● About this exercise
Exact copies of all the entries are required.

(Dataset rows for apps and sites)
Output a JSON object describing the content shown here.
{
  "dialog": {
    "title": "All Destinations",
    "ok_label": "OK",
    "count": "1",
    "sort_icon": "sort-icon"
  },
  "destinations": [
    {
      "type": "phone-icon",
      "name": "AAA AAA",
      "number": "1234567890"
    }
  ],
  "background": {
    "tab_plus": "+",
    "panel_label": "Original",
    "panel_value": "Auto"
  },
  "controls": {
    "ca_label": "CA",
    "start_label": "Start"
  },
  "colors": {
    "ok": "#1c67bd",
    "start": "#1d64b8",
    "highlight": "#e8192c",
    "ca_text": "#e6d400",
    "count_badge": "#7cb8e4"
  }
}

● Output for this task
Output a JSON object describing the content shown here.
{
  "dialog": {
    "title": "All Destinations",
    "ok_label": "OK",
    "count": "1",
    "sort_icon": "sort-icon"
  },
  "destinations": [
    {
      "type": "phone-icon",
      "name": "AAA AAA",
      "number": "1234567890"
    }
  ],
  "background": {
    "tab_plus": "+",
    "panel_label": "Original",
    "panel_value": "Auto"
  },
  "controls": {
    "ca_label": "CA",
    "start_label": "Start"
  },
  "colors": {
    "ok": "#1c67bd",
    "start": "#1d64b8",
    "highlight": "#e8192c",
    "ca_text": "#e6d400",
    "count_badge": "#7cb8e4"
  }
}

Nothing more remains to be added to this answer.